If you are an employee with a complaint in respect of your employment, you can raise a grievance if your employer does not deal with it informally. You are entitled to have your issue taken seriously and your employer should have a fair procedure in place for doing so. Grievances at work can be complicated and raising issues is often daunting.
At Toner Legal, our grievance lawyers can advise you of your rights and represent you in ensuring that your case is considered properly by your employer. As employment law specialists, we have a high level of experience in dealing with grievances against employers and a strong track record of success in obtaining good outcomes for our clients.

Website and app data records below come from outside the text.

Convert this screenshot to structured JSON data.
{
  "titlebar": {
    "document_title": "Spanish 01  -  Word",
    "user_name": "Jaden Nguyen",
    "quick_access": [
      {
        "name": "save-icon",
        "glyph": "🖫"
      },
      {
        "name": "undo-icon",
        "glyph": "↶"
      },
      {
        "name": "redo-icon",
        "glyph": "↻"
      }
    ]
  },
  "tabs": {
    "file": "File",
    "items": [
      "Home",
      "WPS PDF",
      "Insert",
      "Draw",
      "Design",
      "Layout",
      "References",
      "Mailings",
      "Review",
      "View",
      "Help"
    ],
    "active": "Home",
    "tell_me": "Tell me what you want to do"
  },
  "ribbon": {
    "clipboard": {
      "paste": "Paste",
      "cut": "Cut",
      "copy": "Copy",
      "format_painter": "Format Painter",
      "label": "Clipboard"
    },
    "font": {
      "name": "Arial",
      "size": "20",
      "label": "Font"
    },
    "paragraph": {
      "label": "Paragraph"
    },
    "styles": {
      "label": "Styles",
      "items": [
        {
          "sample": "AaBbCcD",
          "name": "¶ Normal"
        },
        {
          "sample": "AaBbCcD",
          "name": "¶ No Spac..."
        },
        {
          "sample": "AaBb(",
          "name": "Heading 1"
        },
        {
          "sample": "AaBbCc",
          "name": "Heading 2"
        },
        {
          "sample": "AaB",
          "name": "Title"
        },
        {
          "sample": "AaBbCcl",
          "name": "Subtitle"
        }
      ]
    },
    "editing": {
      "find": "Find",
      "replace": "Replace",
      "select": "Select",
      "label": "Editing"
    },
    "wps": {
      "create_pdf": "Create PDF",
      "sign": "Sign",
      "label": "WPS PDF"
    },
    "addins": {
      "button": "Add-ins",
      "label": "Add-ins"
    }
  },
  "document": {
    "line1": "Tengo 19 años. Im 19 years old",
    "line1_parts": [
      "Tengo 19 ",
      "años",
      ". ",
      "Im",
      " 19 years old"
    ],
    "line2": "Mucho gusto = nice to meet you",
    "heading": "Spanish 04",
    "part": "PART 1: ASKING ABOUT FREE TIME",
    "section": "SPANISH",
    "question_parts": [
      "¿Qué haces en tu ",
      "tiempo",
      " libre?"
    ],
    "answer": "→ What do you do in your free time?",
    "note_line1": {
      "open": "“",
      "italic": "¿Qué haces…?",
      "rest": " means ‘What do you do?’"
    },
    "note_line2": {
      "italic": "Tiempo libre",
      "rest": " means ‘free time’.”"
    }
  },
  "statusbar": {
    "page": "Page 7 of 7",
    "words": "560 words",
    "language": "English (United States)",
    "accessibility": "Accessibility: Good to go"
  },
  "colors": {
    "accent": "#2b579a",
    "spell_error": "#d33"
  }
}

We know that raising a grievance with your employer can seem daunting and we will give you the advice and support you need. We will work to resolve matters without the need for an employment tribunal wherever possible.
Our grievance services
We offer advice and representation to employees at all stages of the grievance process. Our services include:
- Advice on the circumstances of your grievance and the strength of your case
- Drafting a letter of grievance
- Ensuring you are prepared for your grievance meeting
- Negotiating with your employer if you wish to leave
- Advising you on appealing a grievance and preparing your appeal
- Advice and representation during alternative dispute resolution
- Preparing you for the appeal hearing
- Advice and representation if your grievance is taken to an employment tribunal
What is a grievance?
Grievances at work are complaints against an employer or something related to your employment (such as the conduct of a colleague). This could be in respect of a wide range of issues, such as:
- Being required to do work not included in the scope of your employment contract
- Amendments being made to your employment contract
- Discrimination, harassment or bullying
- Problems with your working conditions, for example, in respect of health and safety
- Being treated less favourably than other employees on the grounds of a protected characteristic such as sex, age, race or disability.
How do I raise grievances at work?
It is sometimes appropriate to try and resolve the matter informally first by speaking to your line manager. If this does not help, then you can move on to raising a formal grievance. In some instances, you might not want to raise the matter informally or if it is a very serious issue, you can raise a grievance without trying to discuss it with someone first.
Your employer should have a grievance process in place which follows the Acas Code of Practice on disciplinary and grievance procedures, as a minimum. This could be set out in your employment contract or your employer’s employee handbook. You should follow the steps carefully.
It is likely to include the following:
- Write a formal letter to your employer setting out exactly what has happened and why you are raising the grievance
- Attending a meeting with your employer
- Receiving your employer’s decision
- The option to appeal
How will my employer handle a grievance?
Once your employer receives grievances at work, they are entitled to investigate the issue. They should invite you to attend a meeting, which will usually be within five working days. You can take a colleague or trade union representative to the meeting with you.
This is your opportunity to go through what has happened and tell your employer how you feel the situation should be dealt with.
Following the meeting, you will be told if your employer needs more information before making a decision. Once they are in a position to decide, they should do this and notify you in writing promptly, usually within a day.
If you do not agree with the decision, you can appeal against it. You will be asked to attend another meeting, generally within five working days. This could be with someone more senior than before. Again, you can be accompanied to the meeting by a colleague or trade union representative.
You should be given a final decision within a day.
What if my employer does not deal with my grievance adequately?
If you are not happy with the way in which your grievance has been handled, we can advise you of the next steps. We can contact your employer and put your case, asking them to take action to resolve matters. Where possible, we will represent you in negotiating a solution.
We can also represent you in alternative dispute resolution, such as mediation, to try and find an acceptable outcome. Where necessary, we can take your case to an employment tribunal.
Grievances At Work – Further reading
For more information on raising a grievance and the grievance procedure, see:
Contact our employment lawyers for grievances
Our grievance lawyers have the experience to ensure your case is properly heard and your rights as an employee are enforced where necessary.